SOURCE INFORMATION:
● ● ● ●

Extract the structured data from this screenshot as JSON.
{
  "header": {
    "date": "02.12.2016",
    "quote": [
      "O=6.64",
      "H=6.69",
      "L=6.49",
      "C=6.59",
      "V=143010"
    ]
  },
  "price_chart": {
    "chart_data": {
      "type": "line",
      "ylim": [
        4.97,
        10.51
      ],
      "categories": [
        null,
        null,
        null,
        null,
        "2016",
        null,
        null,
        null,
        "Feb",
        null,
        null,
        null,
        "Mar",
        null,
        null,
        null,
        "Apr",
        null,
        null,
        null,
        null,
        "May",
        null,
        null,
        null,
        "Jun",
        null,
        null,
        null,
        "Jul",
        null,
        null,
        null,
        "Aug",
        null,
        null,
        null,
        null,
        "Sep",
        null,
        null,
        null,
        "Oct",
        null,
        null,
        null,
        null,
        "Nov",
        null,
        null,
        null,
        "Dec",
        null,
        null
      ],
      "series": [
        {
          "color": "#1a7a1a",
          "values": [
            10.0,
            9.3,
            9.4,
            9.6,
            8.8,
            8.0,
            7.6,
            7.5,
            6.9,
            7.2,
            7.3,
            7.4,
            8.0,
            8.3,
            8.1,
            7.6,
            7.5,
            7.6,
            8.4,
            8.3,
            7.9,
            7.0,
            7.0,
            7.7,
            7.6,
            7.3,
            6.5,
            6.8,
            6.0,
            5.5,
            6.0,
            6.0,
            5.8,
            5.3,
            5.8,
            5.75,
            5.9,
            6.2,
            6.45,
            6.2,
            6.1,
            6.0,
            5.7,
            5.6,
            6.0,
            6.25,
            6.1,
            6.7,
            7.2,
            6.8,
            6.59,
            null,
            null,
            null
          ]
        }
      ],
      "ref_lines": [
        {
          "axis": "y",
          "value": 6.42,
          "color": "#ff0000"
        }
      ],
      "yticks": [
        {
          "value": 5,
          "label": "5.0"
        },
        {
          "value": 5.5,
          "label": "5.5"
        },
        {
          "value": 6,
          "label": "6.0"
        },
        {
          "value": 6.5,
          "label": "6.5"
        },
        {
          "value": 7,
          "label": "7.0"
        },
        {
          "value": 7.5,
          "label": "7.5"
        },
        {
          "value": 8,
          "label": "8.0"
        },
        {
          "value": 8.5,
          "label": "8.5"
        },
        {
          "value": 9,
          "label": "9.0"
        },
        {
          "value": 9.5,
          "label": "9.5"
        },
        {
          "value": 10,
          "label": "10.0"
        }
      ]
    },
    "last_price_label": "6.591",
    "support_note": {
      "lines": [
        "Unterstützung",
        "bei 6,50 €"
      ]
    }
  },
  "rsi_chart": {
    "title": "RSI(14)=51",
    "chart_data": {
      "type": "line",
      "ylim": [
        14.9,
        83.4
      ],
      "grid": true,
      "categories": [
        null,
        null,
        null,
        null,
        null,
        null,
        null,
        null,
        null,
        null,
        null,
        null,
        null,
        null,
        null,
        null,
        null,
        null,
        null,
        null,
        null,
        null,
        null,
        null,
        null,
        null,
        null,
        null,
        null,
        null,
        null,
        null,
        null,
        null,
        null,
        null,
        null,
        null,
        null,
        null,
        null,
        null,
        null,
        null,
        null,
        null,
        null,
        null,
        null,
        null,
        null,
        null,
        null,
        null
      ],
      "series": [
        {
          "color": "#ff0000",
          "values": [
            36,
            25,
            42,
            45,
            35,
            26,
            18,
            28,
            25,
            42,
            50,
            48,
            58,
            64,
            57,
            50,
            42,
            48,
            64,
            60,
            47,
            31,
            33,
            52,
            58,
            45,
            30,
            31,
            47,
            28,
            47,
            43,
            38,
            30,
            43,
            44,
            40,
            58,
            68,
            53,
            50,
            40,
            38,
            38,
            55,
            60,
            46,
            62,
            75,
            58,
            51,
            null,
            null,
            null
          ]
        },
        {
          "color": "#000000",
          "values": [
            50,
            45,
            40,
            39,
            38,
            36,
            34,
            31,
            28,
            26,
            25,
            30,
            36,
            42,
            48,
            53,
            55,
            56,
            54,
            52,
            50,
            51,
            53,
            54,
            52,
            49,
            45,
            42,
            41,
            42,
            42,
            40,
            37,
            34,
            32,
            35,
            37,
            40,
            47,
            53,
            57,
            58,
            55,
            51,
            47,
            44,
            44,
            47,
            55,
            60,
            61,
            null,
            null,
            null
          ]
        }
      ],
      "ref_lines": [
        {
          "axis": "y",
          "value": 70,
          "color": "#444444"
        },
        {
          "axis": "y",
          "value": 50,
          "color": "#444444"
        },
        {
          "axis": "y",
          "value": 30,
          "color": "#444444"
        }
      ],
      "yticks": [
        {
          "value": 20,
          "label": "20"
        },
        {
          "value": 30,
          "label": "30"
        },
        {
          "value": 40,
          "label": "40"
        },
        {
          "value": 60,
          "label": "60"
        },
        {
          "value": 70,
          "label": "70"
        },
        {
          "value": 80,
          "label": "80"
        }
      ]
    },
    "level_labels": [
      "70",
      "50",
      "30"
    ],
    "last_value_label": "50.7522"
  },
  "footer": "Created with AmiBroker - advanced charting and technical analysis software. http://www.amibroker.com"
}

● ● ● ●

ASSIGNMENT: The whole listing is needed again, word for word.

TASK OUTPUT:
Extract the structured data from this screenshot as JSON.
{
  "header": {
    "date": "02.12.2016",
    "quote": [
      "O=6.64",
      "H=6.69",
      "L=6.49",
      "C=6.59",
      "V=143010"
    ]
  },
  "price_chart": {
    "chart_data": {
      "type": "line",
      "ylim": [
        4.97,
        10.51
      ],
      "categories": [
        null,
        null,
        null,
        null,
        "2016",
        null,
        null,
        null,
        "Feb",
        null,
        null,
        null,
        "Mar",
        null,
        null,
        null,
        "Apr",
        null,
        null,
        null,
        null,
        "May",
        null,
        null,
        null,
        "Jun",
        null,
        null,
        null,
        "Jul",
        null,
        null,
        null,
        "Aug",
        null,
        null,
        null,
        null,
        "Sep",
        null,
        null,
        null,
        "Oct",
        null,
        null,
        null,
        null,
        "Nov",
        null,
        null,
        null,
        "Dec",
        null,
        null
      ],
      "series": [
        {
          "color": "#1a7a1a",
          "values": [
            10.0,
            9.3,
            9.4,
            9.6,
            8.8,
            8.0,
            7.6,
            7.5,
            6.9,
            7.2,
            7.3,
            7.4,
            8.0,
            8.3,
            8.1,
            7.6,
            7.5,
            7.6,
            8.4,
            8.3,
            7.9,
            7.0,
            7.0,
            7.7,
            7.6,
            7.3,
            6.5,
            6.8,
            6.0,
            5.5,
            6.0,
            6.0,
            5.8,
            5.3,
            5.8,
            5.75,
            5.9,
            6.2,
            6.45,
            6.2,
            6.1,
            6.0,
            5.7,
            5.6,
            6.0,
            6.25,
            6.1,
            6.7,
            7.2,
            6.8,
            6.59,
            null,
            null,
            null
          ]
        }
      ],
      "ref_lines": [
        {
          "axis": "y",
          "value": 6.42,
          "color": "#ff0000"
        }
      ],
      "yticks": [
        {
          "value": 5,
          "label": "5.0"
        },
        {
          "value": 5.5,
          "label": "5.5"
        },
        {
          "value": 6,
          "label": "6.0"
        },
        {
          "value": 6.5,
          "label": "6.5"
        },
        {
          "value": 7,
          "label": "7.0"
        },
        {
          "value": 7.5,
          "label": "7.5"
        },
        {
          "value": 8,
          "label": "8.0"
        },
        {
          "value": 8.5,
          "label": "8.5"
        },
        {
          "value": 9,
          "label": "9.0"
        },
        {
          "value": 9.5,
          "label": "9.5"
        },
        {
          "value": 10,
          "label": "10.0"
        }
      ]
    },
    "last_price_label": "6.591",
    "support_note": {
      "lines": [
        "Unterstützung",
        "bei 6,50 €"
      ]
    }
  },
  "rsi_chart": {
    "title": "RSI(14)=51",
    "chart_data": {
      "type": "line",
      "ylim": [
        14.9,
        83.4
      ],
      "grid": true,
      "categories": [
        null,
        null,
        null,
        null,
        null,
        null,
        null,
        null,
        null,
        null,
        null,
        null,
        null,
        null,
        null,
        null,
        null,
        null,
        null,
        null,
        null,
        null,
        null,
        null,
        null,
        null,
        null,
        null,
        null,
        null,
        null,
        null,
        null,
        null,
        null,
        null,
        null,
        null,
        null,
        null,
        null,
        null,
        null,
        null,
        null,
        null,
        null,
        null,
        null,
        null,
        null,
        null,
        null,
        null
      ],
      "series": [
        {
          "color": "#ff0000",
          "values": [
            36,
            25,
            42,
            45,
            35,
            26,
            18,
            28,
            25,
            42,
            50,
            48,
            58,
            64,
            57,
            50,
            42,
            48,
            64,
            60,
            47,
            31,
            33,
            52,
            58,
            45,
            30,
            31,
            47,
            28,
            47,
            43,
            38,
            30,
            43,
            44,
            40,
            58,
            68,
            53,
            50,
            40,
            38,
            38,
            55,
            60,
            46,
            62,
            75,
            58,
            51,
            null,
            null,
            null
          ]
        },
        {
          "color": "#000000",
          "values": [
            50,
            45,
            40,
            39,
            38,
            36,
            34,
            31,
            28,
            26,
            25,
            30,
            36,
            42,
            48,
            53,
            55,
            56,
            54,
            52,
            50,
            51,
            53,
            54,
            52,
            49,
            45,
            42,
            41,
            42,
            42,
            40,
            37,
            34,
            32,
            35,
            37,
            40,
            47,
            53,
            57,
            58,
            55,
            51,
            47,
            44,
            44,
            47,
            55,
            60,
            61,
            null,
            null,
            null
          ]
        }
      ],
      "ref_lines": [
        {
          "axis": "y",
          "value": 70,
          "color": "#444444"
        },
        {
          "axis": "y",
          "value": 50,
          "color": "#444444"
        },
        {
          "axis": "y",
          "value": 30,
          "color": "#444444"
        }
      ],
      "yticks": [
        {
          "value": 20,
          "label": "20"
        },
        {
          "value": 30,
          "label": "30"
        },
        {
          "value": 40,
          "label": "40"
        },
        {
          "value": 60,
          "label": "60"
        },
        {
          "value": 70,
          "label": "70"
        },
        {
          "value": 80,
          "label": "80"
        }
      ]
    },
    "level_labels": [
      "70",
      "50",
      "30"
    ],
    "last_value_label": "50.7522"
  },
  "footer": "Created with AmiBroker - advanced charting and technical analysis software. http://www.amibroker.com"
}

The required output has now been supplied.